One of the challenges that people face when they start a new training program is the discomfort that comes from trying to do things they aren’t very good at.
I was reminded of this the other night. I was playing checkers with my five-year-old daughter. We were nearing the end of the game, and I was thankful—mostly because it was past her bedtime, and it’s only after both kids are in bed that my wife and I get the forty-minute window during which we may express complete thoughts to one another before she falls to sleep. And I like my wife.
But my daughter did not want it to be the end of the game because she wasn’t going to win.
“Can you move those men so I can jump them?” she asked.
I had already done that three times, and I wasn’t going to do it again.
“Can we trade sides and keep playing?”
I appreciated her creativity. Nonetheless, I gave her the answer she didn’t want.
She was clearly distressed. Which isn’t surprising.
Most people feel bad if they try something (like winning at checkers) and fail. Most people feel good if they try something and succeed. This is generally useful. The positive feelings that come with success motivate us toward further success. The negative feelings that come with failure push us to avoid failure. So far, so good.
But what happens with our feelings when we decide to do something—like physical training—specifically because it’s something we haven’t mastered? For a lot of people, all hell breaks loose.
Why? Because training to acquire a fitness level we don’t yet possess requires attempting things that, by design, we aren’t very good at yet. So, we may feel as if we are failing. A lot.
But it is important to understand that we are not failing. Rather, we are finding our current limits. Pushing ourselves and finding those limits is what reveals our starting point—the beginning of our path. It then allows us to set reasonable, measurable goals and experience the satisfaction that comes with reaching them.
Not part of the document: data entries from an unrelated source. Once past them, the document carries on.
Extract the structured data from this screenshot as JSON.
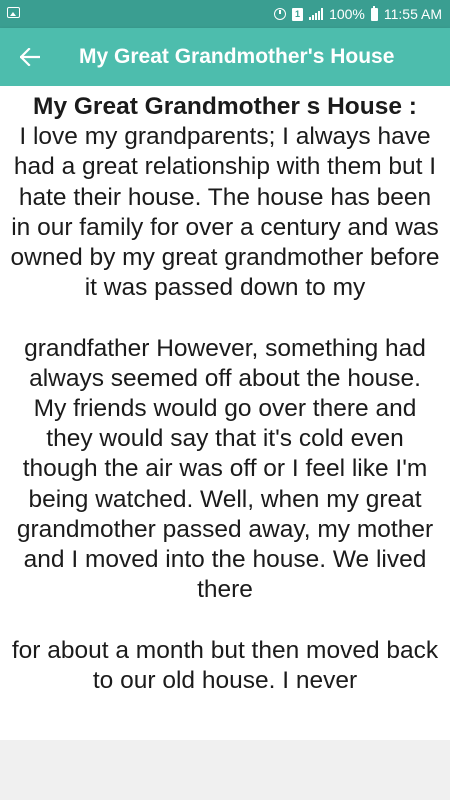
{
  "status_bar": {
    "battery": "100%",
    "time": "11:55 AM",
    "sim_label": "1"
  },
  "app_bar": {
    "title": "My Great Grandmother's House",
    "back_icon": "arrow-left-icon"
  },
  "article": {
    "heading": "My Great Grandmother s House :",
    "paragraph_1": "I love my grandparents; I always have had a great relationship with them but I hate their house. The house has been in our family for over a century and was owned by my great grandmother before it was passed down to my",
    "paragraph_2": "grandfather However, something had always seemed off about the house. My friends would go over there and they would say that it's cold even though the air was off or I feel like I'm being watched. Well, when my great grandmother passed away, my mother and I moved into the house. We lived there",
    "paragraph_3": "for about a month but then moved back to our old house. I never"
  },
  "colors": {
    "status_bar": "#3a9e91",
    "app_bar": "#4dbdad",
    "text": "#1b1b1b"
  }
}
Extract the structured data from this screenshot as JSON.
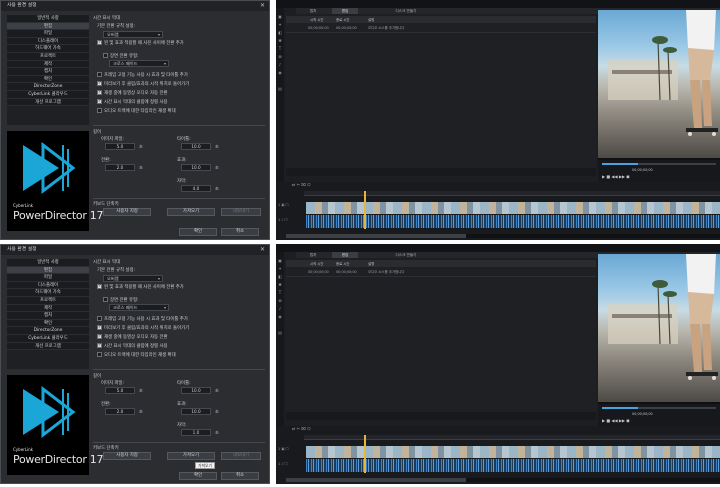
{
  "panels": [
    {
      "dialog": {
        "title": "사용 환경 설정",
        "close_icon": "close-icon",
        "menu": [
          "일반적 사항",
          "편집",
          "파일",
          "디스플레이",
          "하드웨어 가속",
          "프로젝트",
          "제작",
          "캡처",
          "확인",
          "DirectorZone",
          "CyberLink 클라우드",
          "개선 프로그램"
        ],
        "selected_menu": "편집",
        "logo": {
          "brand": "CyberLink",
          "name": "PowerDirector 17"
        },
        "timeline_section": "시간 표시 막대",
        "default_transition_label": "기본 전환 규칙 설정:",
        "default_transition_value": "오버랩",
        "checkboxes": [
          {
            "label": "왼 및 효과 적용할 때 사진 사이에 전환 추가",
            "checked": true
          },
          {
            "label": "장면 전환 유형:",
            "checked": false
          },
          {
            "label": "프레임 고정 기능 사용 시 효과 및 타이틀 추가",
            "checked": false
          },
          {
            "label": "미리보기 후 클립/효과의 시작 위치로 돌아가기",
            "checked": true
          },
          {
            "label": "재생 중에 동영상 오디오 자동 전환",
            "checked": true
          },
          {
            "label": "시간 표시 막대의 클립에 정렬 사용",
            "checked": true
          },
          {
            "label": "오디오 트랙에 대한 타임라인 재생 확대",
            "checked": false
          }
        ],
        "transition_type_value": "크로스 페이드",
        "duration_section": "길이",
        "fields": [
          {
            "label": "이미지 파일:",
            "value": "5.0",
            "unit": "초"
          },
          {
            "label": "타이틀:",
            "value": "10.0",
            "unit": "초"
          },
          {
            "label": "전환:",
            "value": "2.0",
            "unit": "초"
          },
          {
            "label": "효과:",
            "value": "10.0",
            "unit": "초"
          },
          {
            "label": "자막:",
            "value": "4.0",
            "unit": "초"
          }
        ],
        "keyboard_section": "키보드 단축키",
        "buttons": {
          "user_set": "사용자 지정",
          "import": "가져오기",
          "export": "내보내기"
        },
        "ok": "확인",
        "cancel": "취소",
        "tooltip": ""
      },
      "editor": {
        "tabs": [
          "캡처",
          "편집",
          "디스크 만들기"
        ],
        "active_tab": "편집",
        "lib_header": [
          "이름",
          "시작 시간",
          "종료 시간",
          "설명"
        ],
        "rows": [
          {
            "name": "",
            "start": "00;00;00;00",
            "end": "00;00;00;00",
            "desc": "오디오 소스를 추가합니다"
          }
        ],
        "preview_time": "00;00;00;00",
        "timeline_time": "00;00;00;00"
      }
    },
    {
      "dialog": {
        "title": "사용 환경 설정",
        "close_icon": "close-icon",
        "menu": [
          "일반적 사항",
          "편집",
          "파일",
          "디스플레이",
          "하드웨어 가속",
          "프로젝트",
          "제작",
          "캡처",
          "확인",
          "DirectorZone",
          "CyberLink 클라우드",
          "개선 프로그램"
        ],
        "selected_menu": "편집",
        "logo": {
          "brand": "CyberLink",
          "name": "PowerDirector 17"
        },
        "timeline_section": "시간 표시 막대",
        "default_transition_label": "기본 전환 규칙 설정:",
        "default_transition_value": "오버랩",
        "checkboxes": [
          {
            "label": "왼 및 효과 적용할 때 사진 사이에 전환 추가",
            "checked": true
          },
          {
            "label": "장면 전환 유형:",
            "checked": false
          },
          {
            "label": "프레임 고정 기능 사용 시 효과 및 타이틀 추가",
            "checked": false
          },
          {
            "label": "미리보기 후 클립/효과의 시작 위치로 돌아가기",
            "checked": true
          },
          {
            "label": "재생 중에 동영상 오디오 자동 전환",
            "checked": true
          },
          {
            "label": "시간 표시 막대의 클립에 정렬 사용",
            "checked": true
          },
          {
            "label": "오디오 트랙에 대한 타임라인 재생 확대",
            "checked": false
          }
        ],
        "transition_type_value": "크로스 페이드",
        "duration_section": "길이",
        "fields": [
          {
            "label": "이미지 파일:",
            "value": "5.0",
            "unit": "초"
          },
          {
            "label": "타이틀:",
            "value": "10.0",
            "unit": "초"
          },
          {
            "label": "전환:",
            "value": "2.0",
            "unit": "초"
          },
          {
            "label": "효과:",
            "value": "10.0",
            "unit": "초"
          },
          {
            "label": "자막:",
            "value": "1.0",
            "unit": "초"
          }
        ],
        "keyboard_section": "키보드 단축키",
        "buttons": {
          "user_set": "사용자 지정",
          "import": "가져오기",
          "export": "내보내기"
        },
        "ok": "확인",
        "cancel": "취소",
        "tooltip": "가져오기"
      },
      "editor": {
        "tabs": [
          "캡처",
          "편집",
          "디스크 만들기"
        ],
        "active_tab": "편집",
        "lib_header": [
          "이름",
          "시작 시간",
          "종료 시간",
          "설명"
        ],
        "rows": [
          {
            "name": "",
            "start": "00;00;00;00",
            "end": "00;00;00;00",
            "desc": "오디오 소스를 추가합니다"
          }
        ],
        "preview_time": "00;00;00;00",
        "timeline_time": "00;00;00;00"
      }
    }
  ]
}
That’s why I didn’t trade sides with my daughter in the checker game.
“Here is what is about to happen,” I told her. “You’re not going to win this time, and you’re going to be okay. You have played very well. I am proud of you.”
I waited. It was one of those moments in parenting when maybe it’s about to be really cool, but maybe the kid is about to start screaming and confirm my fear that I’ve scarred her for life.
It turned out to be cool. She played out the game she knew she wouldn’t win. She came up against her current limits and tolerated the feelings that came along with that. She was okay. She wants to play again. And, most important, by doing what she did, she pushed back her limits.
She reminded me that it works the same way for us as adults.
So this week, I’m going to make sure I do some stuff that I’m not very good at.
I hope you will, too.
About the Author-Jason Barnhart, M.D., DNBPAS
Dr. Barnhart is a psychiatrist and boxing coach in Boulder, Colorado.